§ Work to be completed
Return every line from the records below that has the word "data".

§ Exercise material
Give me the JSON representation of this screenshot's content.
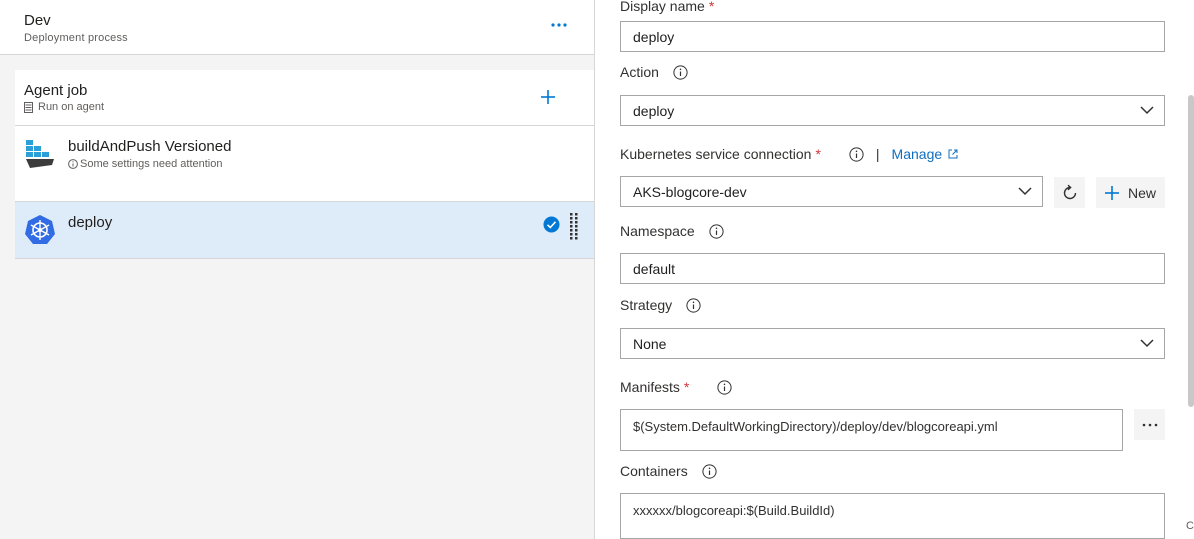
{
  "stage": {
    "title": "Dev",
    "subtitle": "Deployment process"
  },
  "agent_job": {
    "title": "Agent job",
    "subtitle": "Run on agent"
  },
  "tasks": [
    {
      "name": "buildAndPush Versioned",
      "warning": "Some settings need attention",
      "icon": "docker-icon"
    },
    {
      "name": "deploy",
      "icon": "kubernetes-icon",
      "selected": true
    }
  ],
  "form": {
    "display_name": {
      "label": "Display name",
      "value": "deploy"
    },
    "action": {
      "label": "Action",
      "value": "deploy"
    },
    "k8s_connection": {
      "label": "Kubernetes service connection",
      "manage": "Manage",
      "value": "AKS-blogcore-dev",
      "new_label": "New"
    },
    "namespace": {
      "label": "Namespace",
      "value": "default"
    },
    "strategy": {
      "label": "Strategy",
      "value": "None"
    },
    "manifests": {
      "label": "Manifests",
      "value": "$(System.DefaultWorkingDirectory)/deploy/dev/blogcoreapi.yml",
      "more": "..."
    },
    "containers": {
      "label": "Containers",
      "value": "xxxxxx/blogcoreapi:$(Build.BuildId)"
    }
  },
  "edge_text": "C",
  "colors": {
    "accent": "#0078d4",
    "selected_bg": "#deecf9",
    "required": "#d13438",
    "link": "#106ebe"
  }
}
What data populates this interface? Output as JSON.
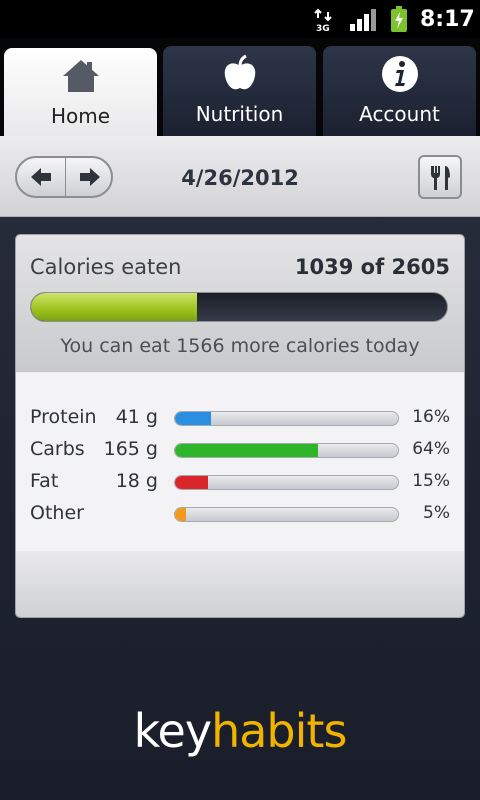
{
  "status_bar": {
    "network_icon": "3g-icon",
    "signal_icon": "signal-icon",
    "battery_icon": "battery-charging-icon",
    "time": "8:17"
  },
  "tabs": [
    {
      "label": "Home",
      "icon": "home-icon",
      "active": true
    },
    {
      "label": "Nutrition",
      "icon": "apple-icon",
      "active": false
    },
    {
      "label": "Account",
      "icon": "info-icon",
      "active": false
    }
  ],
  "toolbar": {
    "date": "4/26/2012",
    "prev_icon": "arrow-left-icon",
    "next_icon": "arrow-right-icon",
    "meal_icon": "fork-knife-icon"
  },
  "calories": {
    "label": "Calories eaten",
    "value": "1039 of 2605",
    "eaten": 1039,
    "goal": 2605,
    "note": "You can eat 1566 more calories today"
  },
  "macros": [
    {
      "name": "Protein",
      "amount": "41 g",
      "percent": "16%",
      "fraction": 0.16,
      "color": "#2a8fe0"
    },
    {
      "name": "Carbs",
      "amount": "165 g",
      "percent": "64%",
      "fraction": 0.64,
      "color": "#2fb52a"
    },
    {
      "name": "Fat",
      "amount": "18 g",
      "percent": "15%",
      "fraction": 0.15,
      "color": "#d8262b"
    },
    {
      "name": "Other",
      "amount": "",
      "percent": "5%",
      "fraction": 0.05,
      "color": "#f29a1a"
    }
  ],
  "brand": {
    "part1": "key",
    "part2": "habits",
    "part1_color": "#ffffff",
    "part2_color": "#f0b400"
  }
}
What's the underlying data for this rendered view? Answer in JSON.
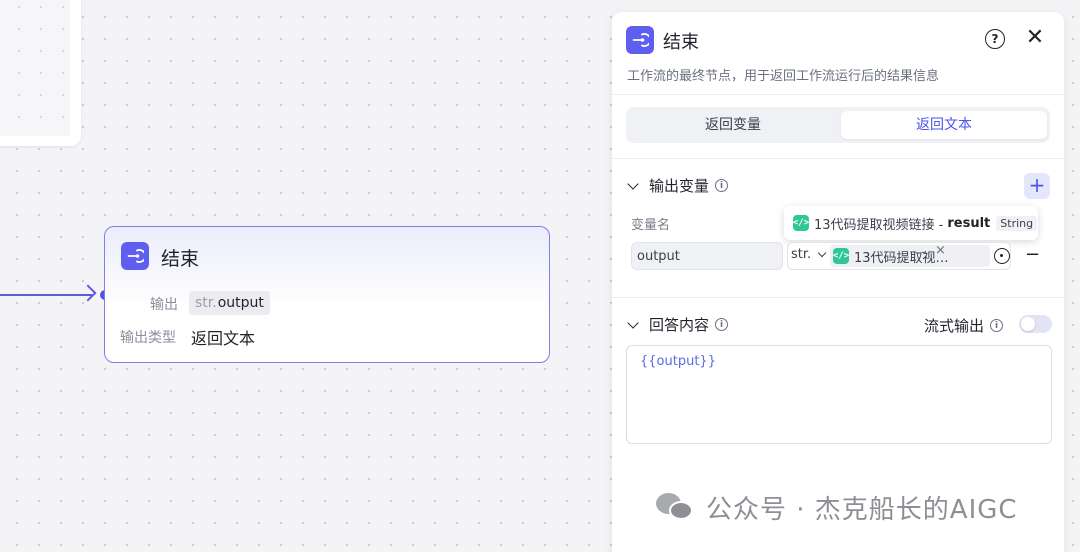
{
  "canvas": {
    "end_node": {
      "title": "结束",
      "output_label": "输出",
      "output_chip_prefix": "str.",
      "output_chip_name": "output",
      "type_label": "输出类型",
      "type_value": "返回文本"
    }
  },
  "panel": {
    "title": "结束",
    "help_icon": "?",
    "close_icon": "✕",
    "description": "工作流的最终节点，用于返回工作流运行后的结果信息",
    "tabs": [
      {
        "label": "返回变量",
        "active": false
      },
      {
        "label": "返回文本",
        "active": true
      }
    ],
    "output_vars": {
      "title": "输出变量",
      "add_icon": "+",
      "col_name": "变量名",
      "tooltip": {
        "source": "13代码提取视频链接 -",
        "field": "result",
        "type": "String"
      },
      "row": {
        "name": "output",
        "type": "str.",
        "ref_text": "13代码提取视…",
        "ref_dash": "-",
        "clear_icon": "×",
        "remove_icon": "−"
      }
    },
    "answer": {
      "title": "回答内容",
      "stream_label": "流式输出",
      "stream_enabled": false,
      "content": "{{output}}"
    }
  },
  "watermark": "公众号 · 杰克船长的AIGC",
  "colors": {
    "accent": "#4d53e8",
    "logo_bg": "#5e5ff0",
    "code_icon": "#2fc79a",
    "node_border": "#7c7ff0"
  }
}
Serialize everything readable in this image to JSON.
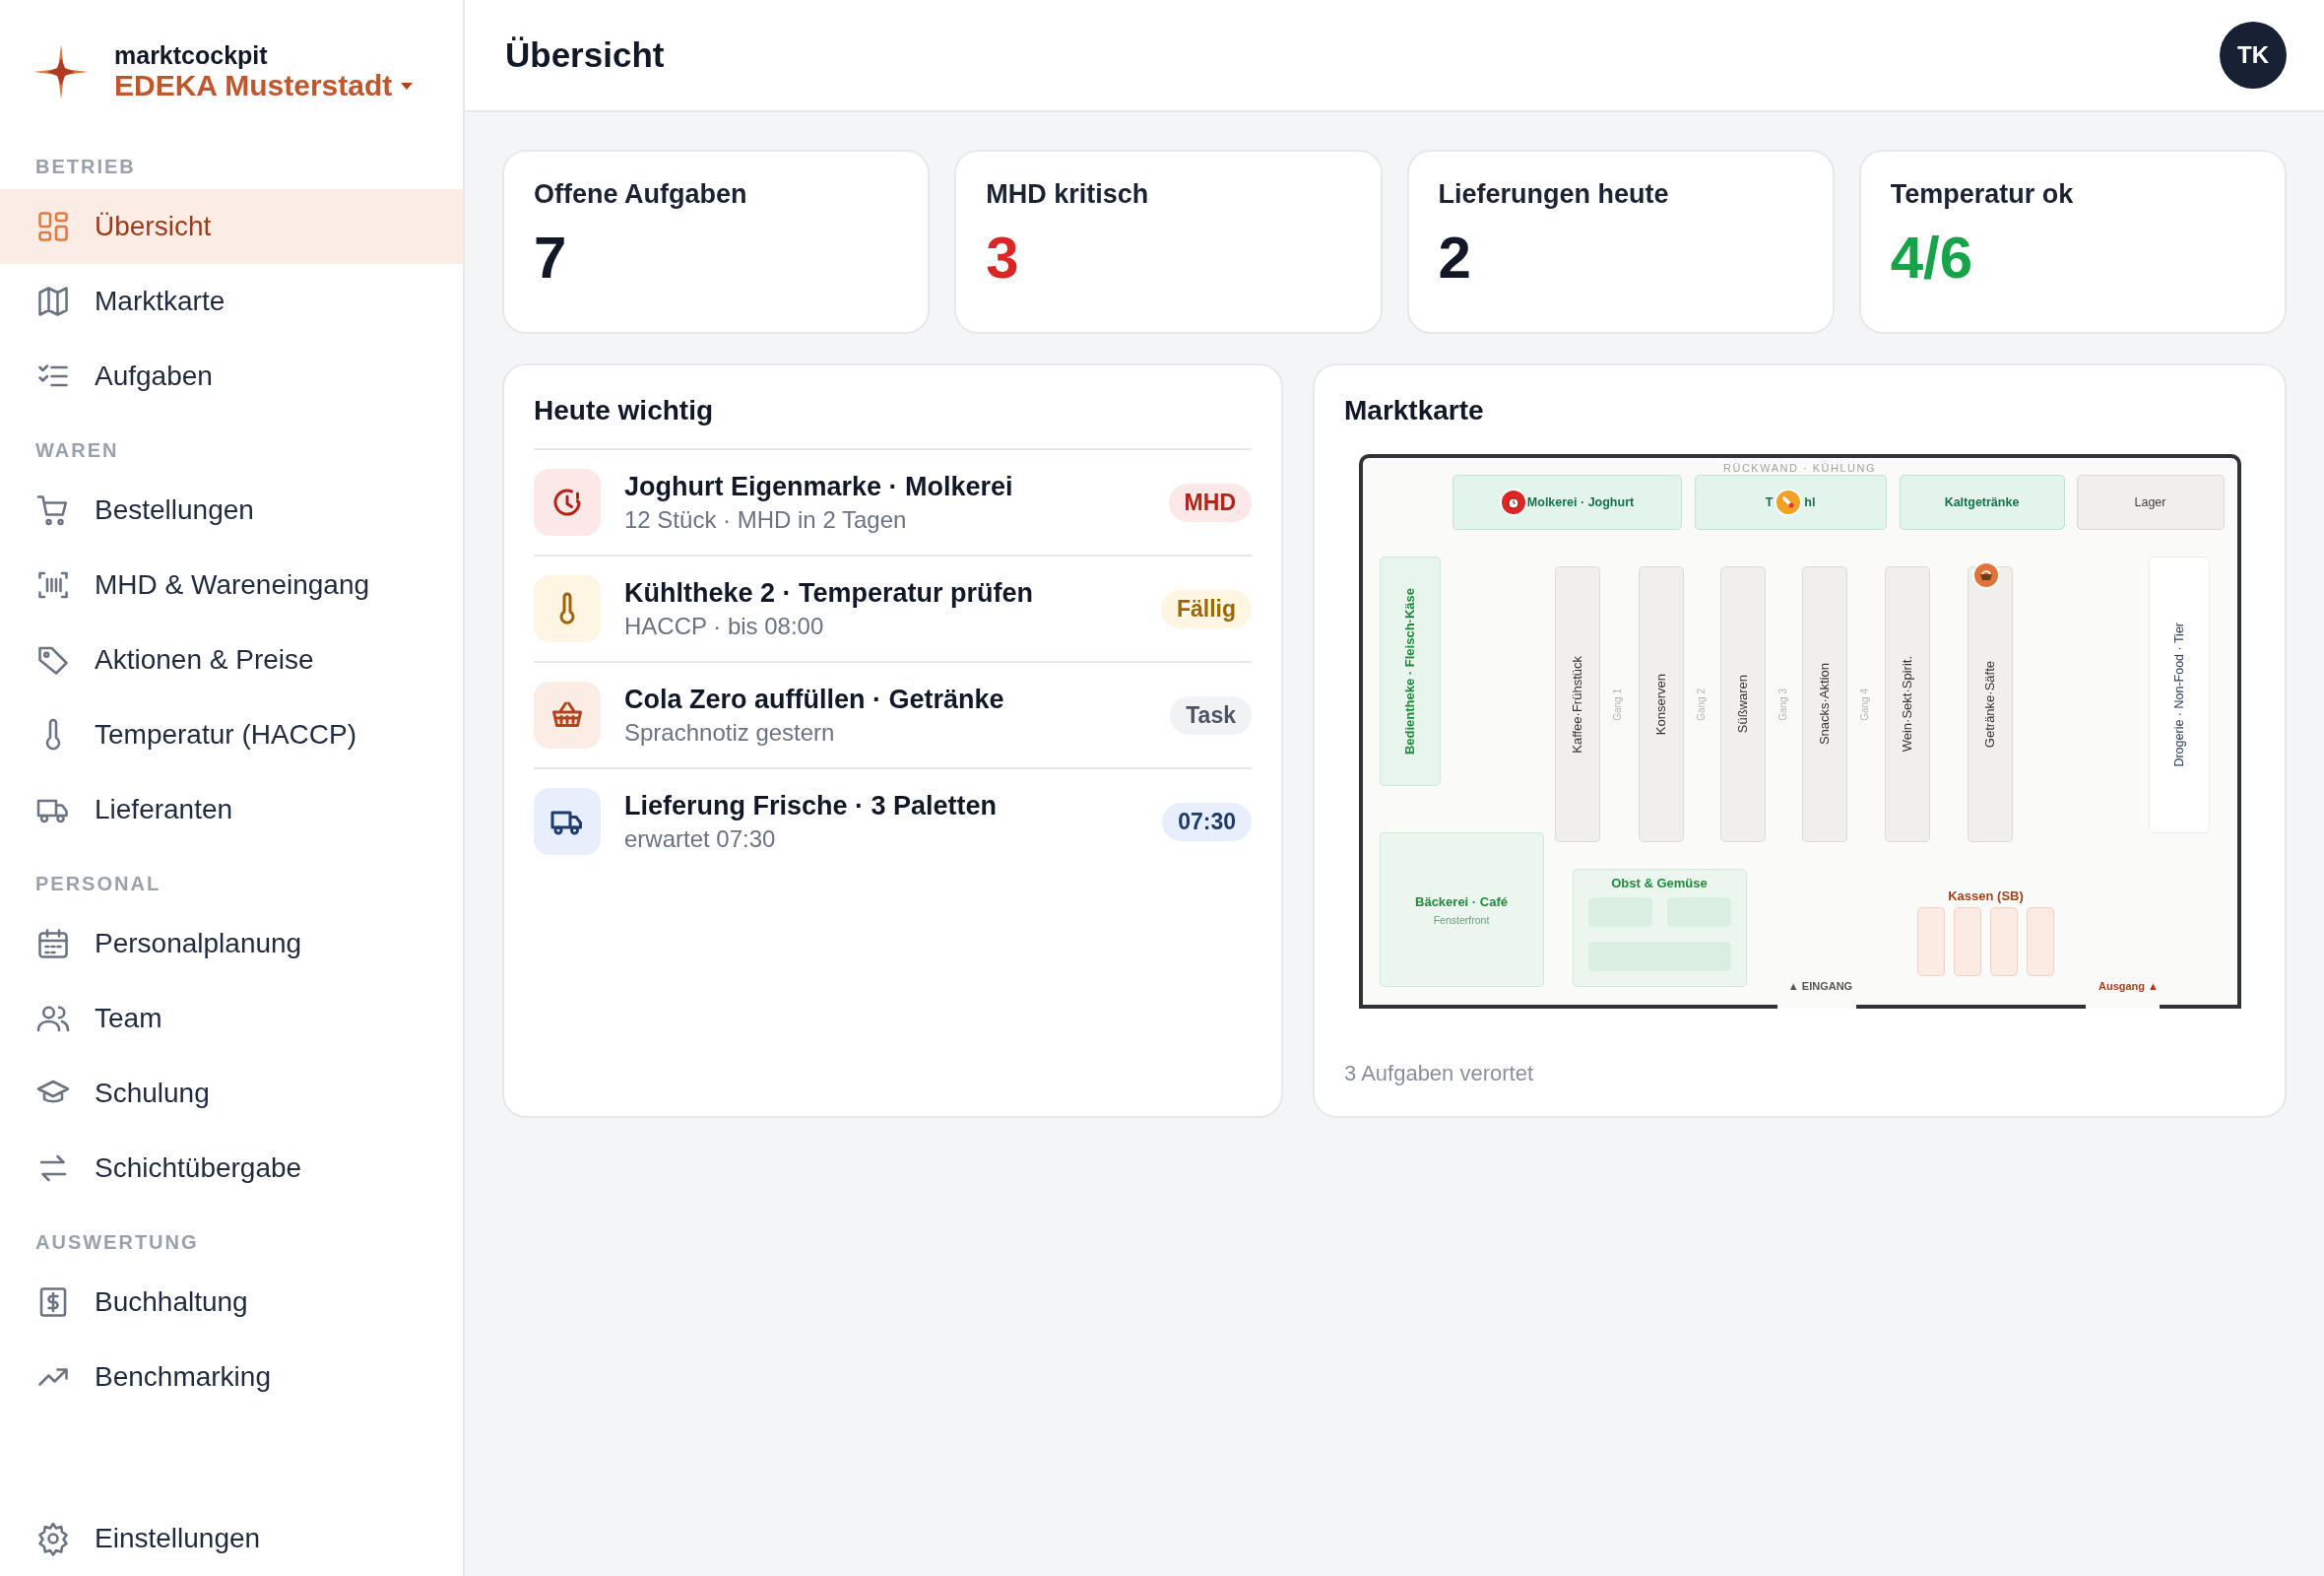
{
  "brand": {
    "product": "marktcockpit",
    "store": "EDEKA Musterstadt"
  },
  "sidebar": {
    "sections": [
      {
        "title": "BETRIEB",
        "items": [
          {
            "label": "Übersicht",
            "selected": true
          },
          {
            "label": "Marktkarte",
            "selected": false
          },
          {
            "label": "Aufgaben",
            "selected": false
          }
        ]
      },
      {
        "title": "WAREN",
        "items": [
          {
            "label": "Bestellungen",
            "selected": false
          },
          {
            "label": "MHD & Wareneingang",
            "selected": false
          },
          {
            "label": "Aktionen & Preise",
            "selected": false
          },
          {
            "label": "Temperatur (HACCP)",
            "selected": false
          },
          {
            "label": "Lieferanten",
            "selected": false
          }
        ]
      },
      {
        "title": "PERSONAL",
        "items": [
          {
            "label": "Personalplanung",
            "selected": false
          },
          {
            "label": "Team",
            "selected": false
          },
          {
            "label": "Schulung",
            "selected": false
          },
          {
            "label": "Schichtübergabe",
            "selected": false
          }
        ]
      },
      {
        "title": "AUSWERTUNG",
        "items": [
          {
            "label": "Buchhaltung",
            "selected": false
          },
          {
            "label": "Benchmarking",
            "selected": false
          }
        ]
      }
    ],
    "footer_item": {
      "label": "Einstellungen",
      "selected": false
    }
  },
  "header": {
    "title": "Übersicht",
    "avatar": "TK"
  },
  "stats": [
    {
      "title": "Offene Aufgaben",
      "value": "7",
      "kind": "neutral"
    },
    {
      "title": "MHD kritisch",
      "value": "3",
      "kind": "danger"
    },
    {
      "title": "Lieferungen heute",
      "value": "2",
      "kind": "neutral"
    },
    {
      "title": "Temperatur ok",
      "value": "4/6",
      "kind": "success"
    }
  ],
  "today": {
    "title": "Heute wichtig",
    "items": [
      {
        "kind": "mhd",
        "title": "Joghurt Eigenmarke · Molkerei",
        "subtitle": "12 Stück · MHD in 2 Tagen",
        "badge": "MHD"
      },
      {
        "kind": "temperature",
        "title": "Kühltheke 2 · Temperatur prüfen",
        "subtitle": "HACCP · bis 08:00",
        "badge": "Fällig"
      },
      {
        "kind": "task",
        "title": "Cola Zero auffüllen · Getränke",
        "subtitle": "Sprachnotiz gestern",
        "badge": "Task"
      },
      {
        "kind": "delivery",
        "title": "Lieferung Frische · 3 Paletten",
        "subtitle": "erwartet 07:30",
        "badge": "07:30"
      }
    ]
  },
  "map": {
    "title": "Marktkarte",
    "wall_label": "RÜCKWAND · KÜHLUNG",
    "top_zones": [
      {
        "label": "Molkerei · Joghurt",
        "kind": "cool"
      },
      {
        "label": "T",
        "label_after_marker": "hl",
        "kind": "cool"
      },
      {
        "label": "Kaltgetränke",
        "kind": "cool"
      },
      {
        "label": "Lager",
        "kind": "storage"
      }
    ],
    "service_counter": "Bedientheke · Fleisch·Käse",
    "shelves": [
      {
        "label": "Kaffee·Frühstück"
      },
      {
        "label": "Konserven"
      },
      {
        "label": "Süßwaren"
      },
      {
        "label": "Snacks·Aktion"
      },
      {
        "label": "Wein·Sekt·Spirit."
      },
      {
        "label": "Getränke·Säfte"
      }
    ],
    "aisles": [
      "Gang 1",
      "Gang 2",
      "Gang 3",
      "Gang 4"
    ],
    "side_zone": "Drogerie · Non-Food · Tier",
    "bakery": {
      "label": "Bäckerei · Café",
      "sublabel": "Fensterfront"
    },
    "produce": "Obst & Gemüse",
    "checkout": "Kassen (SB)",
    "entrance": "▲ EINGANG",
    "exit": "Ausgang ▲",
    "footer": "3 Aufgaben verortet"
  }
}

§ Result for this exercise
What data populates this interface? Output as JSON.
What's the underlying data for this rendered view? Answer in JSON.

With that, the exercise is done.